These four wild horses on the beach walking down to the surf line live in Currituck National Wildlife Refuge just above the end of the road in the Outer Banks at Corolla, North Carolina. From that point, only four wheel drive can take you where these animals roam the dunes as there are no paved roads. You can drive along the beach another 12 miles to the Virginia line, in addition to a few very sandy inroads into the dunes. At both ends there are fences and a cattle guard at the end of the Corolla hard road, to keep them from wandering on the highways to the south and into heavily developed areas.

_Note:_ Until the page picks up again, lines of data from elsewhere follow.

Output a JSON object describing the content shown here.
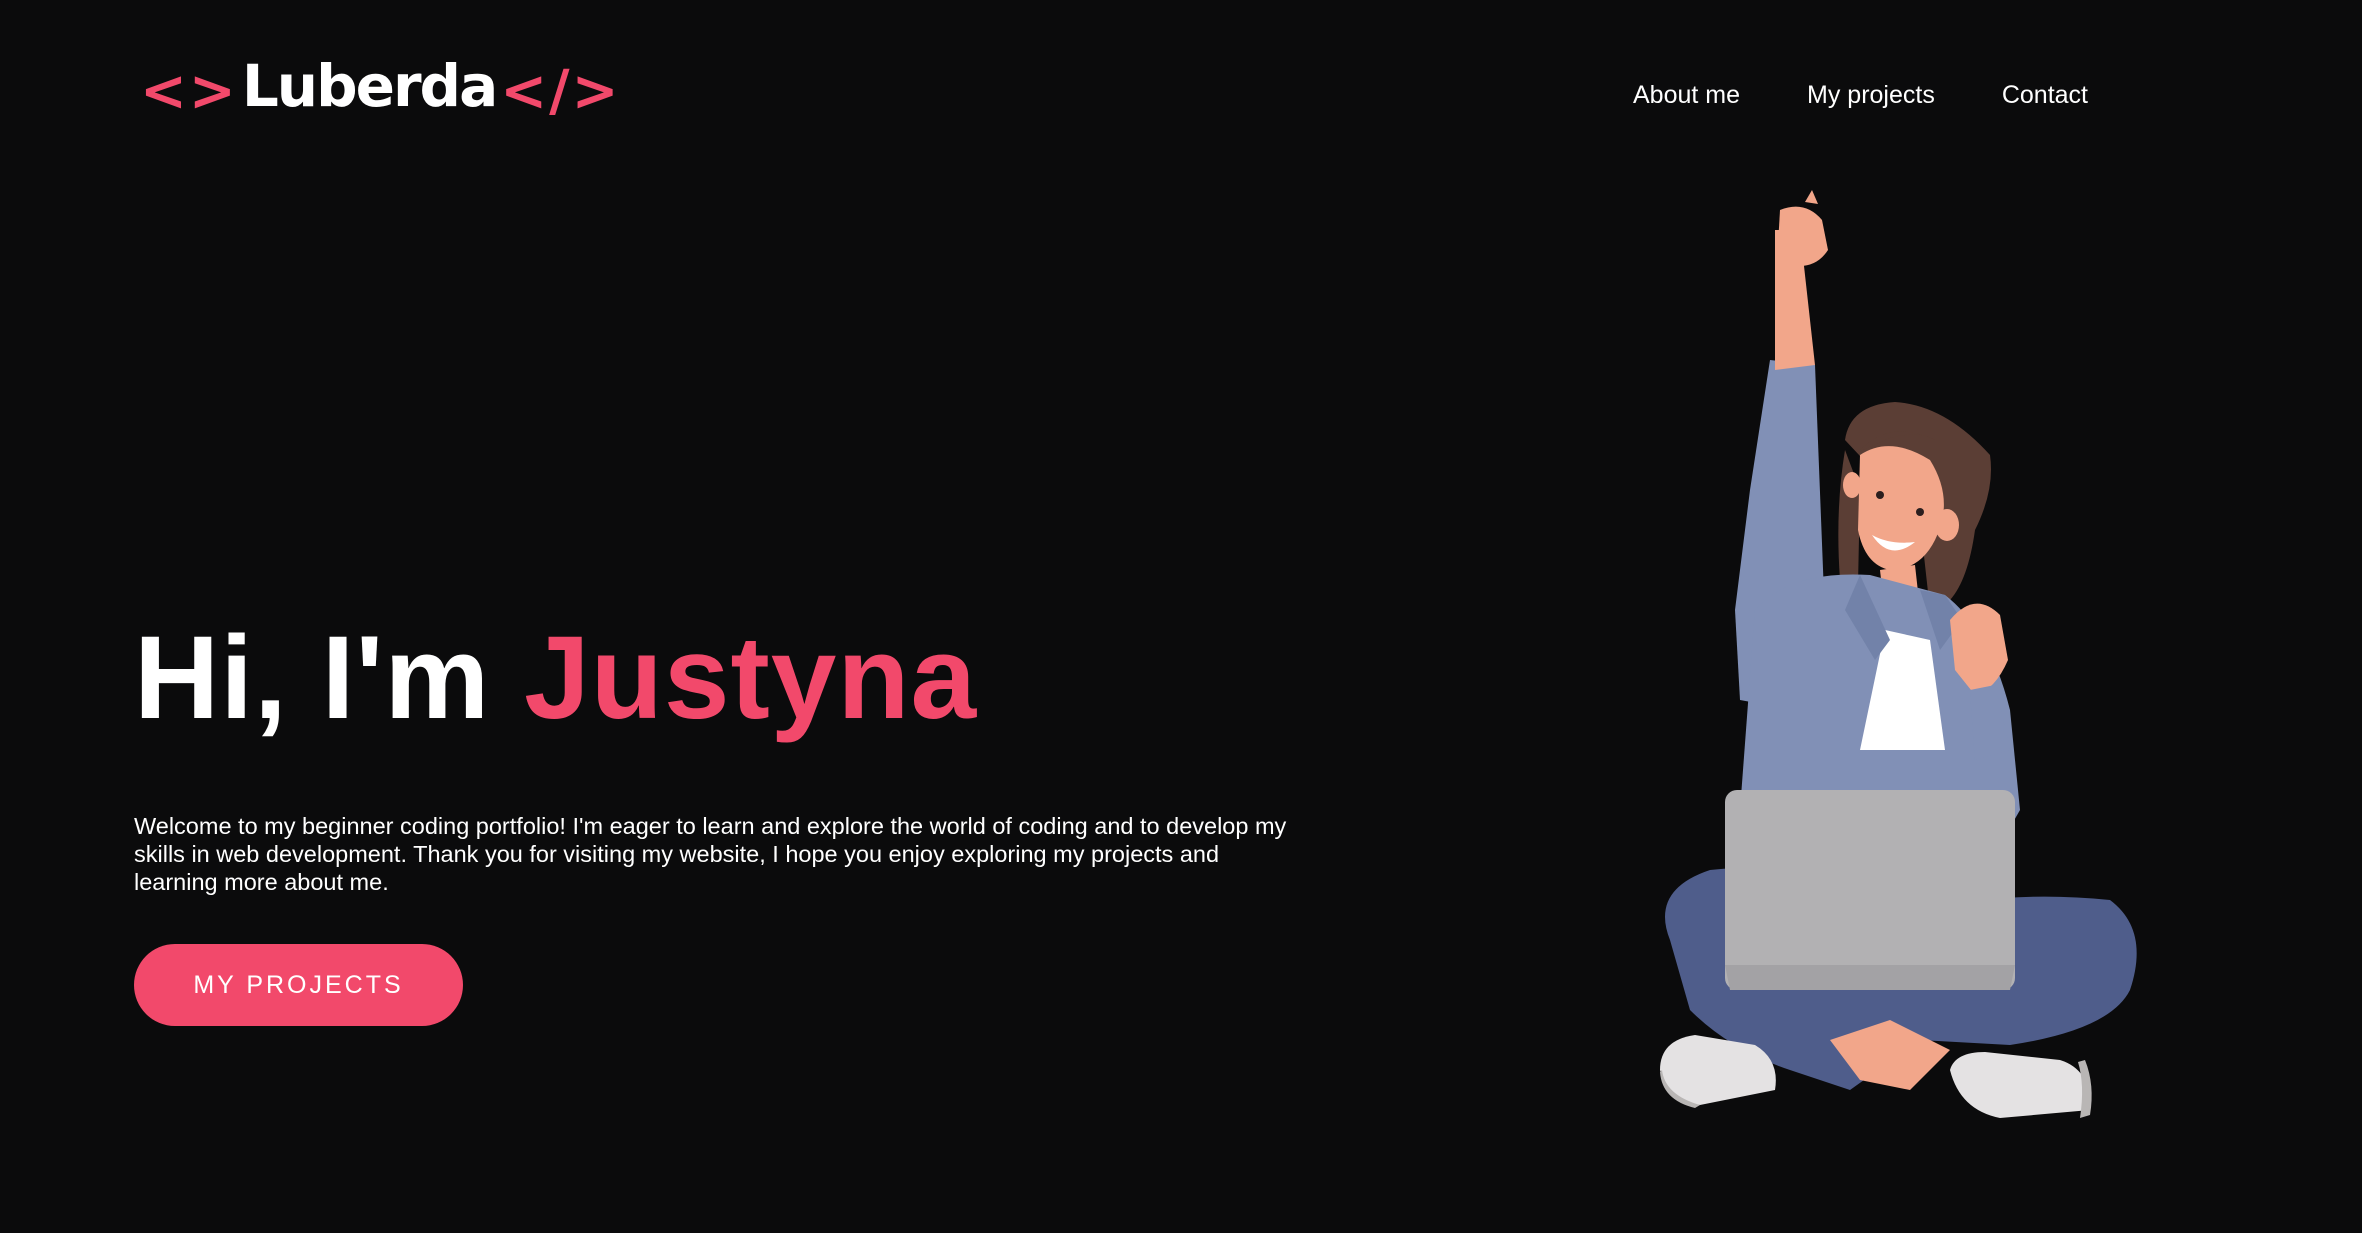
{
  "logo": {
    "open_bracket": "<>",
    "brand": "Luberda",
    "close_bracket": "</>"
  },
  "nav": {
    "items": [
      {
        "label": "About me"
      },
      {
        "label": "My projects"
      },
      {
        "label": "Contact"
      }
    ]
  },
  "hero": {
    "greeting": "Hi, I'm ",
    "name": "Justyna",
    "intro": "Welcome to my beginner coding portfolio! I'm eager to learn and explore the world of coding and to develop my skills in web development. Thank you for visiting my website, I hope you enjoy exploring my projects and learning more about me.",
    "cta_label": "MY PROJECTS"
  },
  "colors": {
    "background": "#0b0b0c",
    "accent": "#f2496b",
    "text": "#ffffff"
  },
  "illustration": {
    "icon": "woman-with-laptop-cheering-illustration"
  }
}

How long have the “banker ponies” been here and where did they come from? No one knows, but the two best guesses have the horses as Spanish shipwreck descendants or escaped farming horses and the actual answer may be both and more. They have cousins in groups to the north and south through the Outer Banks region, but the enforced isolation has led to some inbreeding issues, although the animals appear to be healthy overall. They are also entirely solid color or bays here, yet the horses at Chincoteague in Virginia are mostly paints. All the horses at both locations are noticeably short which makes them more accurately classed as ponies.

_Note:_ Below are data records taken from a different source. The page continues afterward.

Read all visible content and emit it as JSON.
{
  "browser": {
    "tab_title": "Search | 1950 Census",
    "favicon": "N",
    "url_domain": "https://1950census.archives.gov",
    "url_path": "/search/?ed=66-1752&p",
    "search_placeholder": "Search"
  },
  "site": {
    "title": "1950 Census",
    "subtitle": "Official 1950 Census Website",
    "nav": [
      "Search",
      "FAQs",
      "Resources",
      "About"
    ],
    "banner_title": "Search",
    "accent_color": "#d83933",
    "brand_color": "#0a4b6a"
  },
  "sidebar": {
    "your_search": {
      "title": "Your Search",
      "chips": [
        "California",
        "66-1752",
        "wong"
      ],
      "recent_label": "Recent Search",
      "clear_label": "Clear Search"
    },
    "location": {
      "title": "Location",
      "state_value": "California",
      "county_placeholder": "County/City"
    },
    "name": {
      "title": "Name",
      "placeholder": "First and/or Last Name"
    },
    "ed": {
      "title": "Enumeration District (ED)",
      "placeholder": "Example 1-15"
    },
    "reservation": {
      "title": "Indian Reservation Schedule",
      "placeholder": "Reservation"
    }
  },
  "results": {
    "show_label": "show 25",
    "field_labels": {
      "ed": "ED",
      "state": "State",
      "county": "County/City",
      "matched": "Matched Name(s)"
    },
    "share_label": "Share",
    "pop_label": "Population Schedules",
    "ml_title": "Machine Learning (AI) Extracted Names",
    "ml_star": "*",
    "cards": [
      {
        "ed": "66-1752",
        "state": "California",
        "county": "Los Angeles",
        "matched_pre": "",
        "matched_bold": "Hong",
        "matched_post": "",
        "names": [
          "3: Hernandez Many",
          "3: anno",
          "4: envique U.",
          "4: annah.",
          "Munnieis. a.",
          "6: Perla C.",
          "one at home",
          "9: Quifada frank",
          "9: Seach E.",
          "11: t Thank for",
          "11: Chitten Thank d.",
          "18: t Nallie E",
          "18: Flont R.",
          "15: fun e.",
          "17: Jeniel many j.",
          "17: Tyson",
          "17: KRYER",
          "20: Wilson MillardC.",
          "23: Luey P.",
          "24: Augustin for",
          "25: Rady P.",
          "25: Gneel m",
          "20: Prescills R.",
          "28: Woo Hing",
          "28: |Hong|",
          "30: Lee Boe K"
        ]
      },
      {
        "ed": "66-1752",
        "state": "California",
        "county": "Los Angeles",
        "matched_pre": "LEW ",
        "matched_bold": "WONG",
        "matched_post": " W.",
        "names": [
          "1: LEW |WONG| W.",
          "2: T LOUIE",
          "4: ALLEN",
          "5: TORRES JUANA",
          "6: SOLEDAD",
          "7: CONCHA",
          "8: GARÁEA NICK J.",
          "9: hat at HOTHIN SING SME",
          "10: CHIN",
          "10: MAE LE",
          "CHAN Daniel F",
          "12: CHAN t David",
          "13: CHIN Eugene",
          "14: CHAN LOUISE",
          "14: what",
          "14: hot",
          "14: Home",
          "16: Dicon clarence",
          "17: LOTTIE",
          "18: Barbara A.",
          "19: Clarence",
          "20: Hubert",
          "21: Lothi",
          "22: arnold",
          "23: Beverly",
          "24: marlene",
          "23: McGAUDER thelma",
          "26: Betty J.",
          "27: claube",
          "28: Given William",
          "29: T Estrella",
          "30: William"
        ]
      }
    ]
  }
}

In this image of the four beachcombers, a stallion and his harem string of three mares mosey toward the edge of the waves. They've just walked down from the sand dunes behind them. Soon they might form a walking string with the stallion leading to go further down the beach, or gather in a tight group to stand facing the waves where they would simply doze, letting the offshore breeze blow the insects away. I've always enjoyed watching herd behavior sitting on a pasture fence overlooking domestic herds, but here it was very interesting chance to watch these feral horses in their natural setting.